The 4th quarter was not lacking in drama either, as the Thunder run completed at 18-4, pulling them within 1 (99-98) with 9:52 to play. Then a tense back-and-forth ensued all the way up to the 4:29 mark, with the Clippers still clinging to a 3-point advantage (112-109). That’s when the Thunder hit what would be their final run of the game. This was a 6-0 run that gave the Thunder a 3-point lead, and a chance to close the game with a victory. That victory was not to be for the Thunder, as two untimely misses by Durant at the free throw line were the true symbols of the kind of day the Thunder were set to experience. Despite playing a pretty solid game all-around, the Clippers were just red-hot to close it out, ending the game on a 16-5 run that gave them a 125-117 victory once the final buzzer sounded. This win improves the Clippers to 38-20, while dropping the Thunder to 43-14. This win also gives the Clippers a 2-1 season-series edge.

Durant beats Jordan to the rim.

Durant beats Jordan to the rim.

Durant had a solid 42-point, 10 assist double double. This 40+-point performance marks his 9th of the season. Serge Ibaka had 20 points, although he was held scoreless in the 4th. Russell Westbrook dropped 13 points in his second game back since Christmas Day, and Thabo Sefolosha added 10 points of his own. Even Derek Fisher logged 15 points off of the Thunder bench, going 5-for-7 from beyond the arc. I mean, the Thunder totalled 117 points as a unit. Normally when they have that kind of production, they’re winning by 15 or more. Yesterday just wasn’t in the cards for them, especially when the Clippers had Jamal Crawford hitting shots despite having zero space and hands all in his face.

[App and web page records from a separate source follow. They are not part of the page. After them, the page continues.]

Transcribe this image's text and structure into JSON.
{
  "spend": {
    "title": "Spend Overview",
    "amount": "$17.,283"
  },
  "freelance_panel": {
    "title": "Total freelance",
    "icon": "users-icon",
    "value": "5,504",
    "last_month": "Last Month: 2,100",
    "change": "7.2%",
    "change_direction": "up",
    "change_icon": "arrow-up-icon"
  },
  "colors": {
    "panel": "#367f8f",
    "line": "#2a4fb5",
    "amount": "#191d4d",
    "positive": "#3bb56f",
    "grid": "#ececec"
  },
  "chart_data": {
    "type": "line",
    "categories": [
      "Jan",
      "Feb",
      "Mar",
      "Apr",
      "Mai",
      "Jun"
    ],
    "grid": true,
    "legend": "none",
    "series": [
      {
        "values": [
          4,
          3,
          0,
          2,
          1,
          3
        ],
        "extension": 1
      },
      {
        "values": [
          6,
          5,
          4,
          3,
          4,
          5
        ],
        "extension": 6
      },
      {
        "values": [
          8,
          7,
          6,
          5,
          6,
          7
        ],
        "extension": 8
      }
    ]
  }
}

Jamal Crawford goes one-on-one with Derek Fisher. Crawford's 36 points led the Clippers, as Fisher dropped 15 from the Thunder bench.

Jamal Crawford goes one-on-one with Derek Fisher. Crawford’s 36 points led the Clippers, as Fisher dropped 15 from the Thunder bench.

Crawford’s 36 points easily led the Clippers, but not to be lost in all of the red-hot offense emerged two impressive double-double performances. One was posted by the usual suspect, as Chris Paul ended his night with 18 points and 12 assists. The other really didn’t come as much of a shock either, as DeAndre Jordan finished with 18 points and 12 rebounds. Matt Barnes’ 24 points, and Blake Griffin’s 20 points ensured that every Clipper starter’s presence was felt. I would say the bench’s presence was completely unnecessary, but if you take away every one of the Clippers’ bench points, this game turns into a 1-point Thunder victory. Therefore, the 9 bench points scored by the Clippers actually spelled the difference between victory and defeat. If that isn’t proof that every made bucket is vital to improving your chances of victory, then I’m not sure if said proof is possible to obtain at all.

Jordan with the easy bucket.

Jordan with the easy bucket.

The Thunder get a couple of days to lick their wounds after dropping their second-straight at home for only the second time this season. Although I’m not really all that shocked that they’re taking a minute to get back into the swing of things. Quite frankly, no one else should be either. They went from a stretch where they played 18 games in a 31-day span, to a stretch of only 2 games in a 12-day span. Not only that, but they’ve been trying to rework Westbrook into the rotation over those two games in question. I have no doubts that the Thunder will settle down, and get things figured out as the schedule ramps up heading into March. The ramp-up begins Wednesday evening, as the Thunder welcome the Cleveland Cavaliers to OKC for the first match-up of the season between these two teams. Tip-off is scheduled for 7pm CST, and the game will be broadcast via Fox Sports Oklahoma, WWLS The Sports Animal, and NBA League Pass.